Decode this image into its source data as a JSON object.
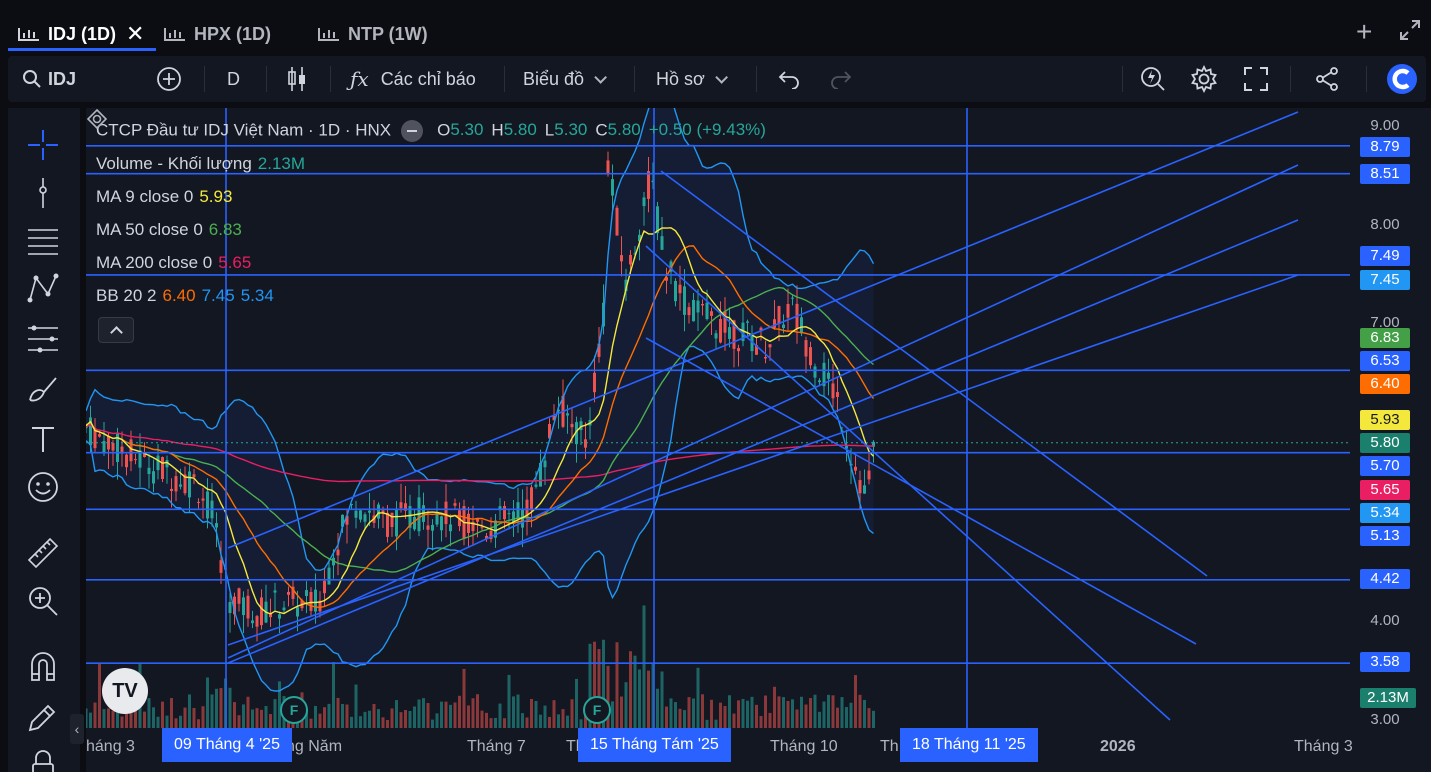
{
  "tabs": [
    {
      "label": "IDJ (1D)",
      "active": true
    },
    {
      "label": "HPX (1D)",
      "active": false
    },
    {
      "label": "NTP (1W)",
      "active": false
    }
  ],
  "toolbar": {
    "symbol": "IDJ",
    "interval": "D",
    "indicators_label": "Các chỉ báo",
    "chart_label": "Biểu đồ",
    "profile_label": "Hồ sơ"
  },
  "legend": {
    "title": "CTCP Đầu tư IDJ Việt Nam · 1D · HNX",
    "ohlc": {
      "o": "5.30",
      "h": "5.80",
      "l": "5.30",
      "c": "5.80",
      "change": "+0.50 (+9.43%)"
    },
    "volume": {
      "label": "Volume - Khối lượng",
      "value": "2.13M"
    },
    "ma9": {
      "label": "MA 9 close 0",
      "value": "5.93"
    },
    "ma50": {
      "label": "MA 50 close 0",
      "value": "6.83"
    },
    "ma200": {
      "label": "MA 200 close 0",
      "value": "5.65"
    },
    "bb": {
      "label": "BB 20 2",
      "upper": "6.40",
      "middle": "7.45",
      "lower": "5.34"
    }
  },
  "colors": {
    "up": "#26a69a",
    "down": "#ef5350",
    "ma9": "#f5e83d",
    "ma50": "#4caf50",
    "ma200": "#e91e63",
    "bb_upper": "#ff6d00",
    "bb_mid": "#2196f3",
    "drawing": "#2962ff"
  },
  "price_axis": {
    "ticks": [
      "9.00",
      "8.00",
      "7.00",
      "4.00",
      "3.00"
    ],
    "labels": [
      {
        "text": "8.79",
        "color": "#2962ff"
      },
      {
        "text": "8.51",
        "color": "#2962ff"
      },
      {
        "text": "7.49",
        "color": "#2962ff"
      },
      {
        "text": "7.45",
        "color": "#2196f3"
      },
      {
        "text": "6.83",
        "color": "#43a047"
      },
      {
        "text": "6.53",
        "color": "#2962ff"
      },
      {
        "text": "6.40",
        "color": "#ff6d00"
      },
      {
        "text": "5.93",
        "color": "#f5e83d"
      },
      {
        "text": "5.80",
        "color": "#1b7f6e"
      },
      {
        "text": "5.70",
        "color": "#2962ff"
      },
      {
        "text": "5.65",
        "color": "#e91e63"
      },
      {
        "text": "5.34",
        "color": "#2196f3"
      },
      {
        "text": "5.13",
        "color": "#2962ff"
      },
      {
        "text": "4.42",
        "color": "#2962ff"
      },
      {
        "text": "3.58",
        "color": "#2962ff"
      },
      {
        "text": "2.13M",
        "color": "#1b7f6e"
      }
    ]
  },
  "time_axis": {
    "ticks": [
      "háng 3",
      "ng Năm",
      "Tháng 7",
      "Th",
      "Tháng 10",
      "Th",
      "2026",
      "Tháng 3"
    ],
    "highlights": [
      "09 Tháng 4 '25",
      "15 Tháng Tám '25",
      "18 Tháng 11 '25"
    ]
  },
  "markers": [
    "F",
    "F"
  ]
}
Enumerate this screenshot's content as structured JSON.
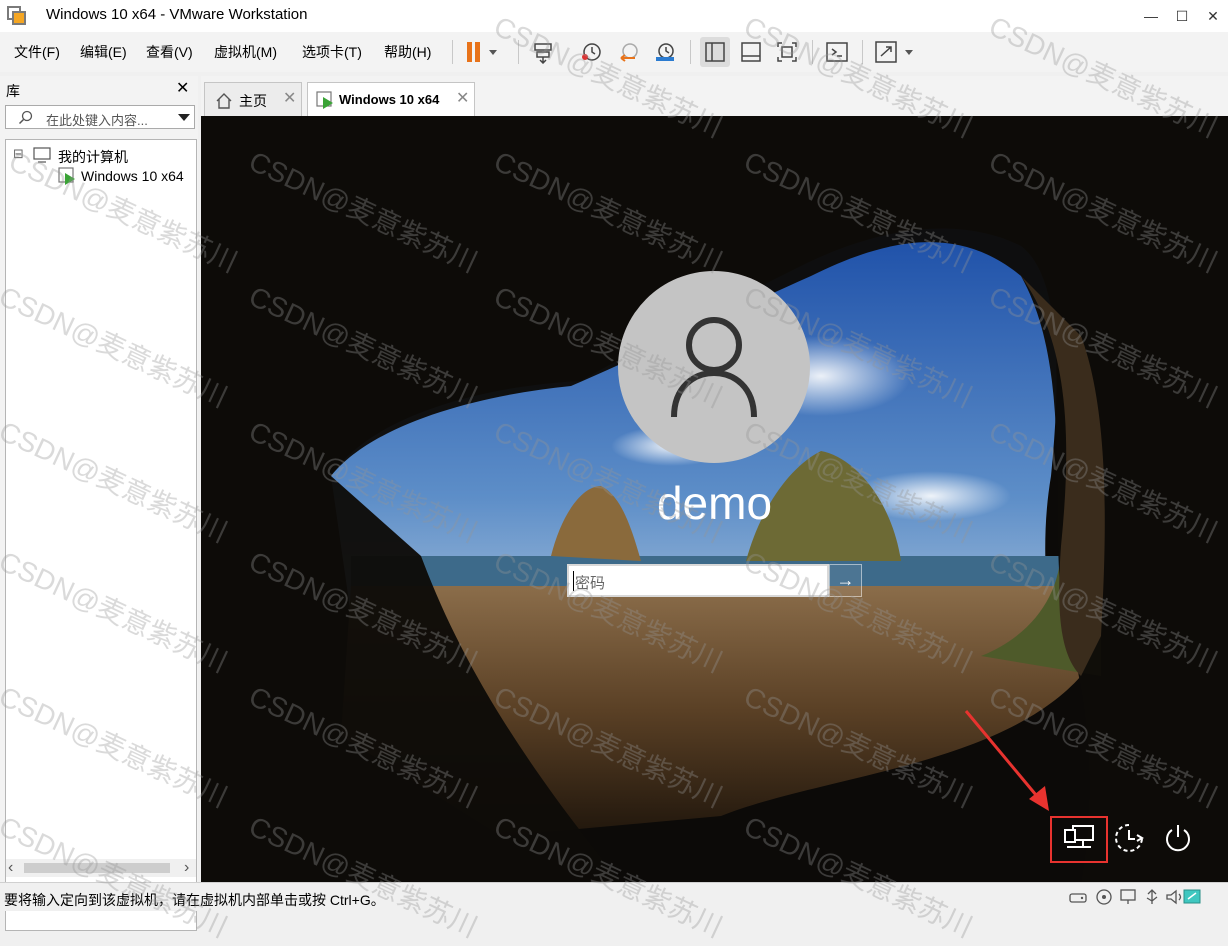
{
  "window": {
    "title": "Windows 10 x64 - VMware Workstation",
    "controls": {
      "minimize": "—",
      "maximize": "☐",
      "close": "✕"
    }
  },
  "menu": [
    "文件(F)",
    "编辑(E)",
    "查看(V)",
    "虚拟机(M)",
    "选项卡(T)",
    "帮助(H)"
  ],
  "toolbar": {
    "icons": [
      "pause-icon",
      "send-ctrl-alt-del-icon",
      "snapshot-icon",
      "revert-snapshot-icon",
      "snapshot-manager-icon",
      "library-view-icon",
      "thumbnail-view-icon",
      "fit-guest-icon",
      "console-view-icon",
      "fullscreen-icon"
    ],
    "accent_pause": "#e8731a"
  },
  "library": {
    "title": "库",
    "close": "✕",
    "search_placeholder": "在此处键入内容...",
    "tree": [
      {
        "label": "我的计算机",
        "expander": "⊟"
      },
      {
        "label": "Windows 10 x64"
      }
    ],
    "scroll_left": "‹",
    "scroll_right": "›"
  },
  "tabs": [
    {
      "label": "主页",
      "close": "✕",
      "active": false
    },
    {
      "label": "Windows 10 x64",
      "close": "✕",
      "active": true
    }
  ],
  "login": {
    "username": "demo",
    "password_placeholder": "密码",
    "submit_arrow": "→"
  },
  "corner_buttons": [
    "network-icon",
    "ease-of-access-icon",
    "power-icon"
  ],
  "annotation_color": "#e8332f",
  "status": {
    "text": "要将输入定向到该虚拟机，请在虚拟机内部单击或按 Ctrl+G。",
    "icons": [
      "hard-disk-icon",
      "cd-dvd-icon",
      "network-adapter-icon",
      "usb-icon",
      "sound-icon",
      "message-icon"
    ]
  },
  "watermark": "CSDN@麦意紫苏川"
}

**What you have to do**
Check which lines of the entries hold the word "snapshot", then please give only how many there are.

**Solution for this problem**
3